What the task asks:
Set each line of the records down again exactly, please.

Given entries Block Start

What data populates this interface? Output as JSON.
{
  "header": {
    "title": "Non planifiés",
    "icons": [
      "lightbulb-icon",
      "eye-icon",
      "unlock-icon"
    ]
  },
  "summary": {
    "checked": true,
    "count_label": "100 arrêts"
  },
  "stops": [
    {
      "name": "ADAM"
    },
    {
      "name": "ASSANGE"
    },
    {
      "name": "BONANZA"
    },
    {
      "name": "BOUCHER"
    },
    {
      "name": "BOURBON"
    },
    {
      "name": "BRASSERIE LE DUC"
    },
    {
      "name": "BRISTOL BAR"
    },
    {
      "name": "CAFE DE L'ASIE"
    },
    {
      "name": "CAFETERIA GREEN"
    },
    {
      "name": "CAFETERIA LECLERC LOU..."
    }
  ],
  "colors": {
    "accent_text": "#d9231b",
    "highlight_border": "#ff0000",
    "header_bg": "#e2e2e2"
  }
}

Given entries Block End

Answer to this task:
What data populates this interface? Output as JSON.
{
  "header": {
    "title": "Non planifiés",
    "icons": [
      "lightbulb-icon",
      "eye-icon",
      "unlock-icon"
    ]
  },
  "summary": {
    "checked": true,
    "count_label": "100 arrêts"
  },
  "stops": [
    {
      "name": "ADAM"
    },
    {
      "name": "ASSANGE"
    },
    {
      "name": "BONANZA"
    },
    {
      "name": "BOUCHER"
    },
    {
      "name": "BOURBON"
    },
    {
      "name": "BRASSERIE LE DUC"
    },
    {
      "name": "BRISTOL BAR"
    },
    {
      "name": "CAFE DE L'ASIE"
    },
    {
      "name": "CAFETERIA GREEN"
    },
    {
      "name": "CAFETERIA LECLERC LOU..."
    }
  ],
  "colors": {
    "accent_text": "#d9231b",
    "highlight_border": "#ff0000",
    "header_bg": "#e2e2e2"
  }
}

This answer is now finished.